* [Aim of the task]
Pull out every line with the word "output" from the entries below.

Data about app and page elements:
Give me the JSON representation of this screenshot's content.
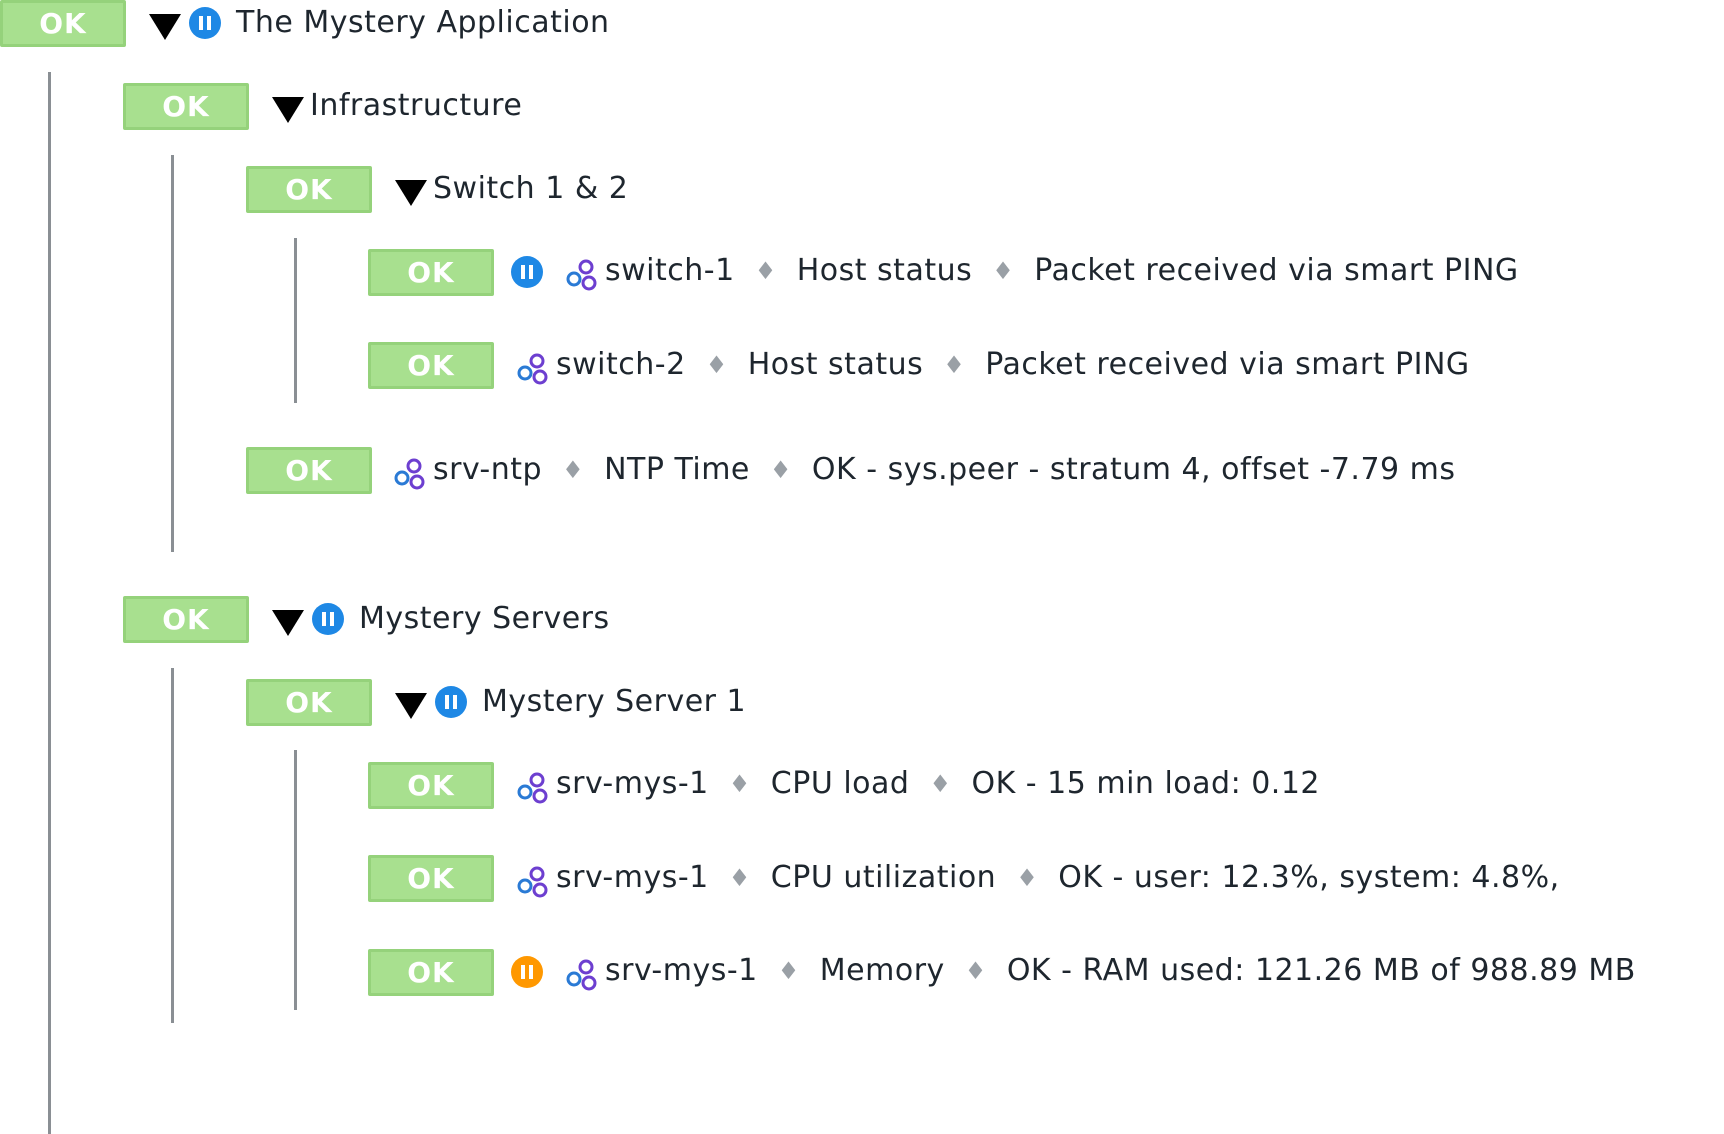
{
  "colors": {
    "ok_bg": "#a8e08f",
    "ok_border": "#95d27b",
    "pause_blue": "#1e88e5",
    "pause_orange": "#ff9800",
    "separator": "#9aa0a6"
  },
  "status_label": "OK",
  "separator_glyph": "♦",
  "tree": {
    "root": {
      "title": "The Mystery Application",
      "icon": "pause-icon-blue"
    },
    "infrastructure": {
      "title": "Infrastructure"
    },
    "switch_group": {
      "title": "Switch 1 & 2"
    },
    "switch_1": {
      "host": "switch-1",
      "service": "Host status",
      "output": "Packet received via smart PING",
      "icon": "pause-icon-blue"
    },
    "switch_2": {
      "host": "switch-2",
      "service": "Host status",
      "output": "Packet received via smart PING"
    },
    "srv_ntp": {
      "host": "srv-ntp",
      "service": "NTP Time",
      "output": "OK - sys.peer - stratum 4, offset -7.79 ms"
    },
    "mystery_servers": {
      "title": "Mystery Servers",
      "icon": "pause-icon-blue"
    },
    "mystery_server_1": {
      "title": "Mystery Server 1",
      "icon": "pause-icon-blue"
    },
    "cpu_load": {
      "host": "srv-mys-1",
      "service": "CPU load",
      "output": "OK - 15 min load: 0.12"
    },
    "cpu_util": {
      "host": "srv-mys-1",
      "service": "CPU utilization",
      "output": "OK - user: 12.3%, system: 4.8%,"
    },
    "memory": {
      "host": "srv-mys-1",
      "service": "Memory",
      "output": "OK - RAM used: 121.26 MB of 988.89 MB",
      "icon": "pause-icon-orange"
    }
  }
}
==
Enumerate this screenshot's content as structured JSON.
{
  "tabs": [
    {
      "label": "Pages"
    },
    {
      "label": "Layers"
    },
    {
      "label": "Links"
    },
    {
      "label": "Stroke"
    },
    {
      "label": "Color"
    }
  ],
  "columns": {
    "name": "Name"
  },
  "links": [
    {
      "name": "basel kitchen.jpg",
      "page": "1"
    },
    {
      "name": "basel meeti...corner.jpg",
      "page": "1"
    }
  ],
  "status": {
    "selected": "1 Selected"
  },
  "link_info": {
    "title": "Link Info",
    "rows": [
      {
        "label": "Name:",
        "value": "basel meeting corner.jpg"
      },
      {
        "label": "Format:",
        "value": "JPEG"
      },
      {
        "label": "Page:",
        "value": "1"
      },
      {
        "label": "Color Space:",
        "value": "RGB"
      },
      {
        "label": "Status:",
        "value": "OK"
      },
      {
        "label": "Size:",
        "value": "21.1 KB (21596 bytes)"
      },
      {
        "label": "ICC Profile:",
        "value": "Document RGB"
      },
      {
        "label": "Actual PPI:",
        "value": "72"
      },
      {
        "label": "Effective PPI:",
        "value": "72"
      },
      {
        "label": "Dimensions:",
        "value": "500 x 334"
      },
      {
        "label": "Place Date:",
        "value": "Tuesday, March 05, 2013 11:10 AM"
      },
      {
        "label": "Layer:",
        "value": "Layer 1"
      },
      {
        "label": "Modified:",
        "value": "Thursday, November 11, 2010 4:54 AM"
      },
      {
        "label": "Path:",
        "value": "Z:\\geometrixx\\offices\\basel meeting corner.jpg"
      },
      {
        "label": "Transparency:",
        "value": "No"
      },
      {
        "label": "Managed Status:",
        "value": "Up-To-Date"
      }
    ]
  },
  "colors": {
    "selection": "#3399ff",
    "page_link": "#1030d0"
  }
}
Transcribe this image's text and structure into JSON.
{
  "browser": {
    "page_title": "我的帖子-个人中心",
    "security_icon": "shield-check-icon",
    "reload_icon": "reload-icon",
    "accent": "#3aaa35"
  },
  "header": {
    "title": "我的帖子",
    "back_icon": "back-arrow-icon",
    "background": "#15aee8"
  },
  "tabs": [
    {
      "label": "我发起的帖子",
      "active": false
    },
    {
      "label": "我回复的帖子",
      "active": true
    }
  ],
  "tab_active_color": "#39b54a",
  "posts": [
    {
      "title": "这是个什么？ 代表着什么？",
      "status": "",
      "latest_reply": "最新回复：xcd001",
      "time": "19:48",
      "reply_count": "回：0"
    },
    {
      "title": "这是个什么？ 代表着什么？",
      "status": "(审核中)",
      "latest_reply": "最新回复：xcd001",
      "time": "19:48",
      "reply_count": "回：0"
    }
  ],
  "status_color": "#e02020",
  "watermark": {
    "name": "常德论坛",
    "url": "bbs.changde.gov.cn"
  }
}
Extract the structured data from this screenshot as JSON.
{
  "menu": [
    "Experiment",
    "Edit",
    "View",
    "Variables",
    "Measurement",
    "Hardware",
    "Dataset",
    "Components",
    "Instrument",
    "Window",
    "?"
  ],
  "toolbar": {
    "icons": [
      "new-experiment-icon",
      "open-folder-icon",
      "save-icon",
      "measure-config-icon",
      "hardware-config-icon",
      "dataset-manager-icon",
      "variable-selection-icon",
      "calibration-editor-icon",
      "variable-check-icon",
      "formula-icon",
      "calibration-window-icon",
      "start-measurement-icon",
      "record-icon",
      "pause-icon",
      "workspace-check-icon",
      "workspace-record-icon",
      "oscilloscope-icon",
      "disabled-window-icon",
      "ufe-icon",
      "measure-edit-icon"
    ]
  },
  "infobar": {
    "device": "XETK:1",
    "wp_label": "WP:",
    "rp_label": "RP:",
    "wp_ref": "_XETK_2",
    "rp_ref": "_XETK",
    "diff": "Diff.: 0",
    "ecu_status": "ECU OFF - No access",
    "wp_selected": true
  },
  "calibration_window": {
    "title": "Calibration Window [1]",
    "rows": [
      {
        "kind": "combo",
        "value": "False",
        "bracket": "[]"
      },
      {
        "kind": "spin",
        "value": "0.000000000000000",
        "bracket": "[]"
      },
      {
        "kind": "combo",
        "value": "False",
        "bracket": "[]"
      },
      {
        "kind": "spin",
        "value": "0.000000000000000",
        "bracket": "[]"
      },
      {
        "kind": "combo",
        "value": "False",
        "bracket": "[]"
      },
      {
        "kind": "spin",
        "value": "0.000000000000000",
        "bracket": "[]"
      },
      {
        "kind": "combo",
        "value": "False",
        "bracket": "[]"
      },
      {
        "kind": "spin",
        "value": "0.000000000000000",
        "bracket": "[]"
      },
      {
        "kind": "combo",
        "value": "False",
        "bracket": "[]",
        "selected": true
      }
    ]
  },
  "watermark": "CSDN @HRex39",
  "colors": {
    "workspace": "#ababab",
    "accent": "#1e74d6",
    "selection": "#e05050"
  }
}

* [Answer section]
      "output": "Packet received via smart PING",
      "output": "Packet received via smart PING"
      "output": "OK - sys.peer - stratum 4, offset -7.79 ms"
      "output": "OK - 15 min load: 0.12"
      "output": "OK - user: 12.3%, system: 4.8%,"
      "output": "OK - RAM used: 121.26 MB of 988.89 MB",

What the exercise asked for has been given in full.